Because biennials put all their energy in the second year into producing only flowers, seeds ripen early enough to germinate and begin growing in late summer and fall, completing the first phase of their life cycle at this time. In spring, the new plants are ready to bloom.
Once you start the cycle, you’ll have plants blooming every year. There are some tender perennials that live for only two years and are often referred to as biennials, but true biennials do not flower in their first year.
If purple is your passion, try the Korean angelica (Angelica gigas, Zones 4 to 9). A huge plant that grows up to 6 feet tall, this biennial boasts purple-veined leaves and masses of purple flowers that bees and wasps love (photo 1).
Add a splash of color to the back of the perennial border with 6-foot-tall delphiniums (Delphinium Pacific hybrids, Zones 3 to 7). Their lavender, pink, or blue blossoms will repeat during the season if deadheaded.
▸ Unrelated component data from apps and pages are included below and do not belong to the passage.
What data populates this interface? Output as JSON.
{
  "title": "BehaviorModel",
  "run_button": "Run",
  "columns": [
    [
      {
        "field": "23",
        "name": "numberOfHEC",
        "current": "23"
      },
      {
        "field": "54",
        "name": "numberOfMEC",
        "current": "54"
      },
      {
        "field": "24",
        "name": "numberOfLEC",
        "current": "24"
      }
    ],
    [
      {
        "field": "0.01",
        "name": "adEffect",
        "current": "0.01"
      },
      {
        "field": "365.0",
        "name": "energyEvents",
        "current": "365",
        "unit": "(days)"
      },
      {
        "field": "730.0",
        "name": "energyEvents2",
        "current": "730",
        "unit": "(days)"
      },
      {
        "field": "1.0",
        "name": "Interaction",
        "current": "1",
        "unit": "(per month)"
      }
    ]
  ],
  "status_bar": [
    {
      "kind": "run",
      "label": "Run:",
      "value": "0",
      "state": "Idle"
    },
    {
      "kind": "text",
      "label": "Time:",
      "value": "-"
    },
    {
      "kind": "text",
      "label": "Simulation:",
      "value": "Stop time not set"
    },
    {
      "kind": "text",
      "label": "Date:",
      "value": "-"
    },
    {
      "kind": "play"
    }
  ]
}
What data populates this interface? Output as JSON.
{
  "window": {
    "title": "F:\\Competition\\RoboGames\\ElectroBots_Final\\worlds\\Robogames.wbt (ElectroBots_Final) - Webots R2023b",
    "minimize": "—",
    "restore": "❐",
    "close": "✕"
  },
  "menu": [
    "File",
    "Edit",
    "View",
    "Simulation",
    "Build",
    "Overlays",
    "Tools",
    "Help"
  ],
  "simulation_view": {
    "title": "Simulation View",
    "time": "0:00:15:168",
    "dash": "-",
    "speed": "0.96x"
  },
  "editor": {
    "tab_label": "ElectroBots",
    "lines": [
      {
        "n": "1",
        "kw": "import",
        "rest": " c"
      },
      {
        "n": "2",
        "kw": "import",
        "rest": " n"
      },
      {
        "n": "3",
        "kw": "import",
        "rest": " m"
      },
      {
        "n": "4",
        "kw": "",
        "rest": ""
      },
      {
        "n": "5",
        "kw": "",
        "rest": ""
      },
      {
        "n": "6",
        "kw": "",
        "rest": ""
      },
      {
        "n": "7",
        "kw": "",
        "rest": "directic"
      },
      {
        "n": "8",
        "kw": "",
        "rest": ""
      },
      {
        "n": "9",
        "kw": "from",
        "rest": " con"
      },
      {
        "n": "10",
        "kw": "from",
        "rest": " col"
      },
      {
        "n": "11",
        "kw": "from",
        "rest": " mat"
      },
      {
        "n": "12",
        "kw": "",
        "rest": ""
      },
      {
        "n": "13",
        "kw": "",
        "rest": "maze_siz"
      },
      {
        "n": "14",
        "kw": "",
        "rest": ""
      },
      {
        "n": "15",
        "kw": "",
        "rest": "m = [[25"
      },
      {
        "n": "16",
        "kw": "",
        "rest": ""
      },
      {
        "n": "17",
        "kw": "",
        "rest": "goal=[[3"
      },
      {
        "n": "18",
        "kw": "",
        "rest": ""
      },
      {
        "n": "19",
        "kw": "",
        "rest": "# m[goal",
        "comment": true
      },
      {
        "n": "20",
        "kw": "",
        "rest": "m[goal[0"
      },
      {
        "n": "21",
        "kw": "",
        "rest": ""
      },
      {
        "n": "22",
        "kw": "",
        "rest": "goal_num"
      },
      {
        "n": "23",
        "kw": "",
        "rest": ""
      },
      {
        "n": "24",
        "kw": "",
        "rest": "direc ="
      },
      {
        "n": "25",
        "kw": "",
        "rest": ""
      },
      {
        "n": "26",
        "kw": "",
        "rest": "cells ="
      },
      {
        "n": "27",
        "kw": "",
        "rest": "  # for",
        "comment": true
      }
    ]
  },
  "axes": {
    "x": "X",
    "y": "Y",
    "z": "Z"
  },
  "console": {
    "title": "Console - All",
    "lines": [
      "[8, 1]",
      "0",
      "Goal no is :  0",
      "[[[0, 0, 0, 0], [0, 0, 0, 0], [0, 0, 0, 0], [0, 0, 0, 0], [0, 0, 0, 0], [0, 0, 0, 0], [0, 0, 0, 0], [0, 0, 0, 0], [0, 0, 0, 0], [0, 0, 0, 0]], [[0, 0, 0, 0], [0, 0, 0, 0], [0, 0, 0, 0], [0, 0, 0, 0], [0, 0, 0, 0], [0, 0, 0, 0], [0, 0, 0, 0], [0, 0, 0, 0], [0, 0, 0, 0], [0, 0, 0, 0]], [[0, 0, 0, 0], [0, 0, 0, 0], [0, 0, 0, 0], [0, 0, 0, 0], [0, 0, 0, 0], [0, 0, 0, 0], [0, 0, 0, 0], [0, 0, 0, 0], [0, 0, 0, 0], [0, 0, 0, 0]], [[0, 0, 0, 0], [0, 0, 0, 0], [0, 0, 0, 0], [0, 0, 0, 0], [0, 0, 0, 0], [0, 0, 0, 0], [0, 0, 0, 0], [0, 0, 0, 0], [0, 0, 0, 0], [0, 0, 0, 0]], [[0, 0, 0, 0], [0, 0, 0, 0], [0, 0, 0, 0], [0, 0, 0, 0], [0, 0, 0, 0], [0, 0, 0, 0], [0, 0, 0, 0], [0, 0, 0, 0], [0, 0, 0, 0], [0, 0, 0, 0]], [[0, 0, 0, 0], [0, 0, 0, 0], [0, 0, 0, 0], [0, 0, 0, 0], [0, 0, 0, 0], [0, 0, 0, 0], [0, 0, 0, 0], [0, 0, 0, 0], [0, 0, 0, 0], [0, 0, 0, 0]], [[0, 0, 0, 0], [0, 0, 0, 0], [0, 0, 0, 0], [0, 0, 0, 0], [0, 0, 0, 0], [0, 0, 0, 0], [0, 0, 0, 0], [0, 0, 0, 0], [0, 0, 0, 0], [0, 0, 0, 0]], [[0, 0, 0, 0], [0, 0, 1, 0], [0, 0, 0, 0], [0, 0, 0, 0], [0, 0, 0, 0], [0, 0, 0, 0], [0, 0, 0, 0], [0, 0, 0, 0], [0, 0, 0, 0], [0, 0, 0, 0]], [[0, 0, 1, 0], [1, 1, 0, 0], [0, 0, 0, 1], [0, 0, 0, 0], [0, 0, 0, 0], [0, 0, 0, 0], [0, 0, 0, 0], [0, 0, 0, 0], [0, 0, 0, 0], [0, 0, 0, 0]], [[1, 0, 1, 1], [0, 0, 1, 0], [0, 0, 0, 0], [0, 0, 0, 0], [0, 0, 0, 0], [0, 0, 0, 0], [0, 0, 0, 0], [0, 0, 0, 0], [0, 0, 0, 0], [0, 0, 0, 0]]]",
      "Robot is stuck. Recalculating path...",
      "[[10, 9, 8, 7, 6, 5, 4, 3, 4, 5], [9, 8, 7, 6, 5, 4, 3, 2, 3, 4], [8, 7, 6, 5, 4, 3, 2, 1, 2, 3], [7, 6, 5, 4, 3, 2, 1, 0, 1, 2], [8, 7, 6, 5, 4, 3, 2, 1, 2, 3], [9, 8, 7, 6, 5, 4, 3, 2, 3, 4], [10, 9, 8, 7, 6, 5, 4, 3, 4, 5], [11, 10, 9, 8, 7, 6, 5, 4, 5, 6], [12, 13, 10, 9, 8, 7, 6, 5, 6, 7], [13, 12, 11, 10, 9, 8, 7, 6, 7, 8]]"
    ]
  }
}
Another back-of-the-border star is hollyhock (Alcea rosea, Zones 3 to 9). The plant’s large tropical leaves add substance, and spires of crepe-paper blossoms in all hues of rose, red, pink, salmon, and even darkest purple-black (my favorite) add unrivaled drama and make great cut flowers. Give these sun-loving plants plenty of room, as they grow 1 to 3 feet wide and up to 8 feet tall.
Foxgloves (Digitalis spp., Zones 3 to 8) are tall, old-fashioned favorites with a cottage-garden look. The drama of the biennial foxglove with flower spikes of all shades of pink, purple, and fuchsia is well worth the wait. It’s a narrow plant with 3- to 5-foot-tall spires, and it performs well in full sun or partial shade.
British gardeners love tall, spiky mullein (Verbascum spp., Zones 5 to 8), topped with yellow, peach, apricot, or white flowers, because of the dramatic statement it makes in the perennial garden or meadow garden, as well as in cut-flower arrangements. Mullein needs full sun and average soil, and it grows 4 to 6 feet tall.
For a lovely, prominent plant in the perennial garden, try Canterbury bells (Campanula medium, Zones 5 to 8). This clumping plant grows about 3 feet tall. It blossoms best in full sun, with flowers of white, pink, and blue.
Other colorful full-sun favorites are the 2-foot-tall English wallflower (Erysimum cheiri, Zones 3 to 7), which blooms in shades of yellow, mahogany, red, and orange, and clary sage (Salvia sclarea, Zones 5 to 9), a 3- to 4-foot-tall culinary plant with soft lavender-pink blossoms. Clary sage has been used for years to flavor wine, and it makes a tasty sage fritter. Both grow in moderate to poor soil.
If you like cutting flowers from your garden for indoor arrangements, try money plant (Lunaria annua, Zones 3 to 9), an upright plant that grows 2 to 3 feet tall with rich sage-green leaves and clusters of pink, white, and purple blossoms. Its papery seedpods make an attractive addition to floral arrangements. Money plant will tolerate partial shade.
Bee blossom or gaura (Gaura biennis, Zones 5 to 9) is a wildflower with white to light pink, butterfly-shaped flowers. It can grow up to 10 feet tall in the wild but usually reaches only 6 feet tall in the garden. It does best in full sun to partial shade.
Caring for biennials
Almost all biennials will thrive if you grow them in well-drained average soil and add organic matter regularly. Unlike annuals, they do not require frequent fertilization; a yearly dose of general garden fertilizer or compost will keep the seedlings coming up year after year. Some require full sun, but others will thrive in partial shade.
Most biennials will continue to produce blossoms through the season if you make a practice of deadheading the spent flowers. Leave a few, however, to reseed themselves.
Because they reseed so readily, some biennials are considered invasive in certain areas.
Check with your local cooperative extension service to make sure your favorite biennials aren’t invasive in your climate.
Kate Jerome is a garden writer and author of several books on houseplants.